THIS IS A NEW WORLD - 09.04.2021
September 4, 2021
Good Saturday morning. I'm author Richard V. Rupp, writing from Burbank, California. Welcome to Rupp's Notes/FBI Special Agent Hartman Series posts. I hope you are having a great Labor Day weekend. I know many are not.
"This is a new world," Mayor Bill de Blasio told CNN Friday, adding that the intensity and frequency of storms are rising and arguing the US is going to need "entirely different responses."
Yes, Mayor, "This is a new world," and that's why I'm writing my novel SKYWARD, where millennials understand what has been left to them and are seeking a solution. I believe the colonization of space should be a priority. It may not be the complete solution, but it's worth doing to continue the existence of humanity and maybe help heal our Earth.
I sit in my Burbank apartment watching the TV, and I'm not sure if I'm watching a horror movie or the national news. I was fortunate enough to grow up during "Happy Days," and it seems the latter days of my life are going to be the "Catastrophe Days."
The last few months have proven that the new world will continue to see new viruses, flooding, tornados, hurricanes, drought, and wildfires. Earth has too many people too close to each other. We, humans, evolved and, in the process, like the prehistoric animals before us, destroyed and outgrown our habitat. It was not done purposely, but that's what we humans do.
The Earth's new warranty that included low temperatures, predictable rainfall, and new frontiers has expired. The safety valves of insurance (my old business) and humanitarian aid (both governmental and private) are outdated and overwhelmed.

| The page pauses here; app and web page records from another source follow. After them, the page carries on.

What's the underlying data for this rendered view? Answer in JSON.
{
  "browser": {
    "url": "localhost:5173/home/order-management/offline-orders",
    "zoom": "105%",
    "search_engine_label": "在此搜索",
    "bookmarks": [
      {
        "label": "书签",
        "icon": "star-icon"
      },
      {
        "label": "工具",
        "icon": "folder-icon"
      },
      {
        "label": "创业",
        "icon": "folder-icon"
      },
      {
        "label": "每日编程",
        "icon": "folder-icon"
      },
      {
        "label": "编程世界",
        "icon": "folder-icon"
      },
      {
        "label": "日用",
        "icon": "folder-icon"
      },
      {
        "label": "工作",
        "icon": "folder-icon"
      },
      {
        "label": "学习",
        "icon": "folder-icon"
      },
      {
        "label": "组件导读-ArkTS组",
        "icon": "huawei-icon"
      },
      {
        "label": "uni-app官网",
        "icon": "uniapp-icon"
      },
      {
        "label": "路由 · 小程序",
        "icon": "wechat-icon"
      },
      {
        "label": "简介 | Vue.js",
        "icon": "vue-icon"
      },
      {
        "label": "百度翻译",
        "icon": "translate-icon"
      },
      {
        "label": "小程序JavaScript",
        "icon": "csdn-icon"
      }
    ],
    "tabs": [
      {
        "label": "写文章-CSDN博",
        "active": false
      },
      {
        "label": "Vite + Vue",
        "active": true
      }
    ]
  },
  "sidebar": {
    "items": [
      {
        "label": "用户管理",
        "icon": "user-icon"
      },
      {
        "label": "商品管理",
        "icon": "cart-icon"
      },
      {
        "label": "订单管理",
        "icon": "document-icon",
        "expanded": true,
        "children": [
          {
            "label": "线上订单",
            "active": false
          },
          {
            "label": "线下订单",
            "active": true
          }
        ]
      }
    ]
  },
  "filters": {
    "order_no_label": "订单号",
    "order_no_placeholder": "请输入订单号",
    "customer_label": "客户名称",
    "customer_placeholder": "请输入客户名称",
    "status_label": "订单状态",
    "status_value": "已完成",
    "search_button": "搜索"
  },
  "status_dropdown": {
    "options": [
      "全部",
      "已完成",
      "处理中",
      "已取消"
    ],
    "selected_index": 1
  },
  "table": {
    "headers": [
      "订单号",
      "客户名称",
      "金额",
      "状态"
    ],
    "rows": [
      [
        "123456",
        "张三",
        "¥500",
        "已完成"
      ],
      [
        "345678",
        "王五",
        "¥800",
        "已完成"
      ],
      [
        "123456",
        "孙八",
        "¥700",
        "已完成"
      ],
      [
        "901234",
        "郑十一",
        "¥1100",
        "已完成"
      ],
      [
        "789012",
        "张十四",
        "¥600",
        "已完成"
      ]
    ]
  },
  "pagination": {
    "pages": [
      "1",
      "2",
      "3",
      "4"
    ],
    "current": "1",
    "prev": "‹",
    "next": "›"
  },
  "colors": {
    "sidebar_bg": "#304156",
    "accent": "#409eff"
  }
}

Both are reevaluating whether the models they have been using to smooth out the bumps in the road will work in a world of widespread reoccurring physical and political catastrophes.
Yes, what I read about my old industry indicates that the concept of insurance, as we have known it, may not work any longer for the protection of property. Getting the right price (premium) and an adequate deduction for the continued physical catastrophes will make it unaffordable for many and undesirable for the rest. The debate on what to do is going on in the industry right now. Meanwhile, funds for humanitarian aid will not be adequate and are becoming more tribal in how they are distributed.
Speaking of "Happy Days," I loved the folk music of the 50s and 60s and the term "Kumbaya." I don't foresee a "Kumbaya" coming to our rescue. Unless I am totally missing something, the world's competing powers will not come together to solve the "Catastrophe Days" problem.
In its latest issue, FOREIGN AFFAIRS indicates that "Great-power rivalry has not yet sparked a hot war but appears to be on the brink of sparking a cold one. Meanwhile, the worst pandemic in a century is not yet over, and the climate crisis is only accelerating."
Yesterday, there was an article in the LA TIMES by Eli Stokols on President Biden's Tuesday remarks. Here's a bit of what he wrote, "He seemed to have shouted them. The president's anger and frustration were palpable, as was his innate stubbornness. . . The grandfatherly Biden has modeled his presidency on FDR's. But this was no fireside chat. And yet, his emotion seemed to reflect that of the country — deeply polarized, self-certain, constantly outraged. His remarks underscored the difficulty of revitalizing the political center in a moment when the center, it seems, cannot hold."
Okay, enough of being a sour puss.
This is a sports day for me. First, there is college football. I'll watch my local teams USC play San Jose State, and then UCLA plays LSU. Occasionally, I will flip over to my Dodgers going against their long-time rivals, the Giants. I suspect many games will be canceled because of the flooding, power outages, and wildfires. It's great to have sports that can take our minds off of what is happening.
I've given up on the gin and tonics. Found out too many bad things about tonic water. Apparently, drinking tonic water can cause diarrhea, nausea, stomach cramps, vomiting, and restlessness. Who knew? So, I'm back to what I drank in my younger years – gin on the rocks with an olive. My research indicates that green olives are good for you. They are very high in vitamin E and other powerful antioxidants. They are also good for the heart and may protect against osteoporosis and cancer. Maybe I'll add two olives. One glass of gin and then onto a glass or two of Brunello di Montalcino. My local Costco didn't have the Kirkland Signature Brunello I mentioned in my last post. But apparently, their wine buyers have been to the area because I found A Ridolfi 2015 Brunello. Not as bold as I'm used to, but not bad. Or, it could be because the straight gins do a number on my taste buds.
I'm going to take a holiday on Monday, Labor Day, and spend the entire day reading (In addition to Labor Day, it's Read A Book Day and Rosh Hashanah, which begins at Sunset) and working on my novel. My next post will be Wednesday.
Richard V. Rupp, Author
Website – www.richardvrupp.com
Email – firstname.lastname@example.org
Copyright©2021 by Richard V. Rupp